An important fundamental problem in the understanding of the high-Tc superconducting systems is the determination of their equilibrium magnetization behaviour, in particular their constitutive Brev(H) orMrev(H) behavior. Single crystal specimens of these materials are typically small (order of micron/millimeter), and are generally in the form of platelets. Their superconductivity properties are, moreover, highly anisotropic. The magnetization [M(H0)] curves in these systems also manifest a hysteresis due to vortex pinning, and, at fields below the lower critical field Hc1, due to a “geometry” effect, which results from a non-uniform internal field distribution in the platelet specimen geometry in a perpendicular applied magnetic field H0. In the present work a brief review of the field is given and a treatment (due to Doyle and Labusch) of the problem is described in some detail, and is used in the analysis of magnetization data [M(H0)] on single-crystal platelet specimens of the YBCO and BSCCO high-Tc superconducting systems.
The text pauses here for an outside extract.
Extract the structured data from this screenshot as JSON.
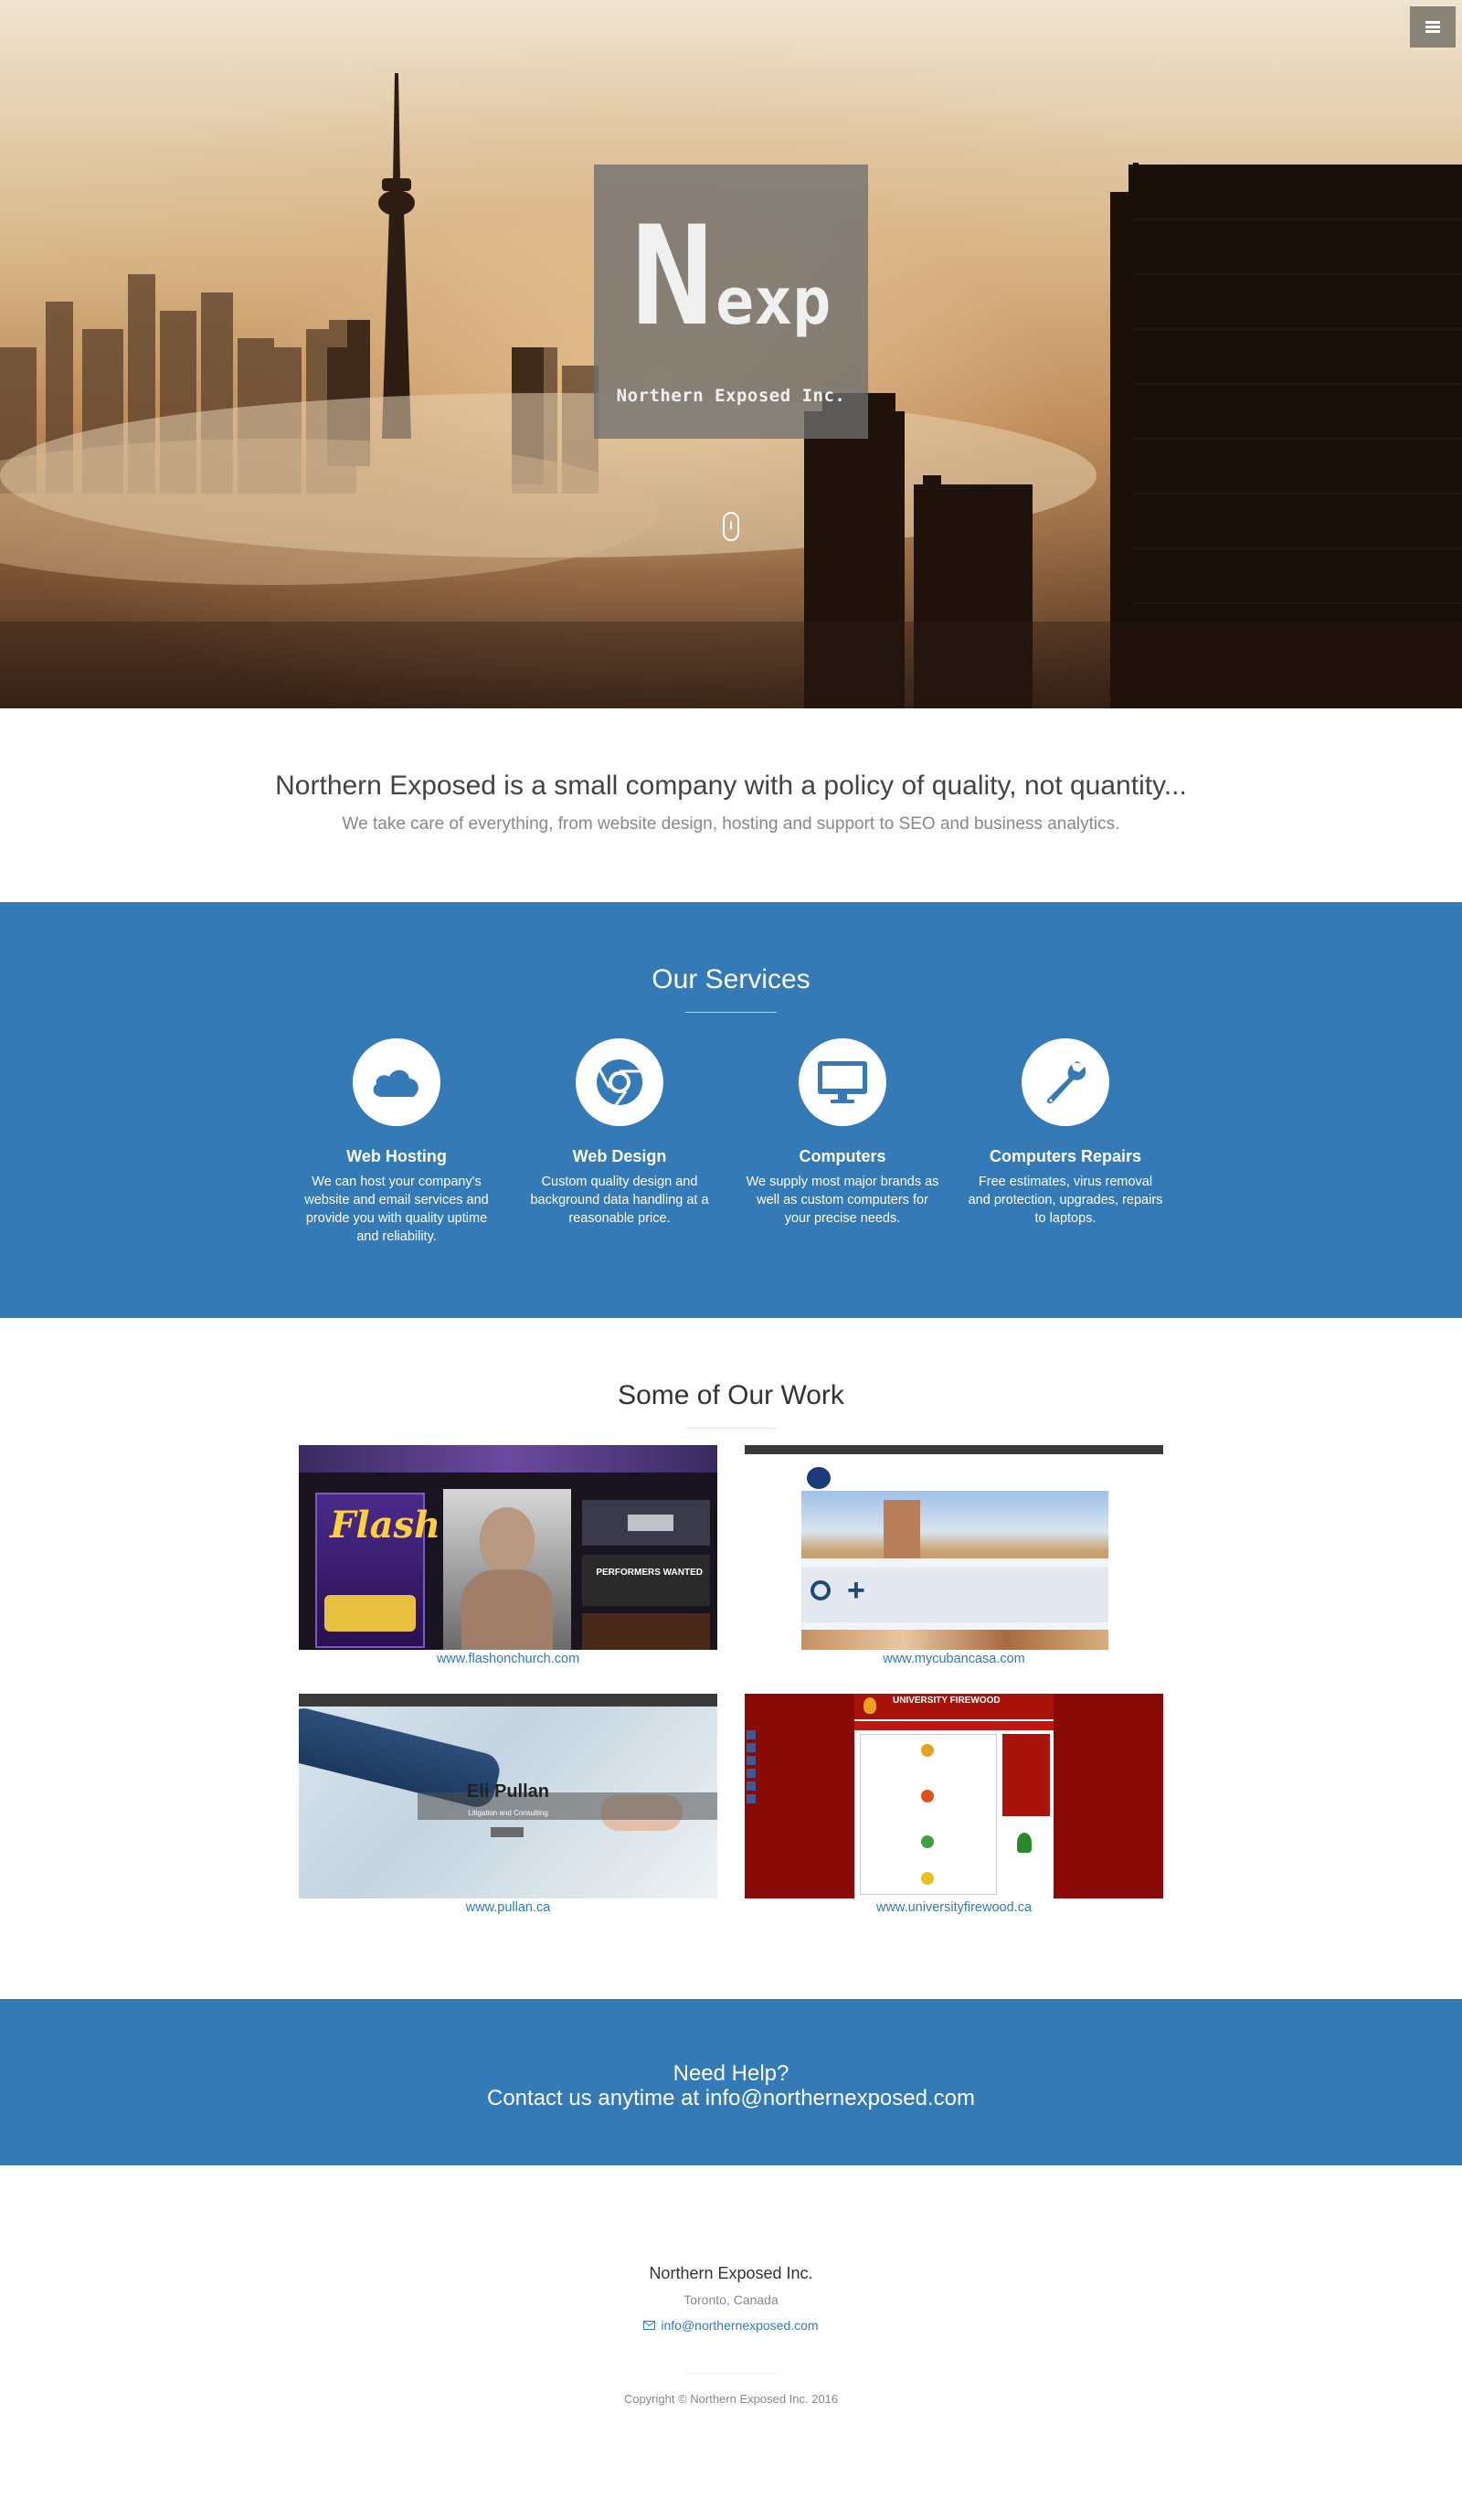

The treatment, which is based on a rigorous theoretical analysis of a quasi-static arbitrary distribution of vortices in a specimen of arbitrary shape (Labusch and Doyle ), predicts the quasi-static magnetization behavior M(H) of the specimen, and allows for the inclusion of explicit relations for the equilibrium “constitutive” Brev(H, T), and for the bulk vortex pinning force density Pv(B). An analytical formula for Brev(H, T) in terms of the fundamental characteristic properties ?ij(T) (the anisotropic Ginsburg -Landau parameter) and the critical field Hc(T) (or the lower critical field Hc1(T)) is obtained from an accurate model fit to a numerical solution of the non-linear Ginsburg-Landau equation (Labusch and Doyle ). For the determination of ? and Hc c1, (i.e. the G-L parameter and the lower critical field along the crystalline c- axis of platelet specimens) from M(H0, T) experimental isotherms (where H0 is the magnetic field applied along the c-axis -the thin dimension of the platelet specimens), a computer algorithm, which incorporates the above treatments, was used. In order to obtain a fit between theoretical model results (of the numerical algorithm for equilibrium behavior) and the experimental M(H0, T) data, experimentally obtained hysteresis curves were averaged by taking the mean values of M(H0) for H0 increasing and decreasing over the entire M(H0) loop. This data was then normalized by Hc1(T) for both M and H0, with Hc1(T) and ?(T) being used as fitting parameters.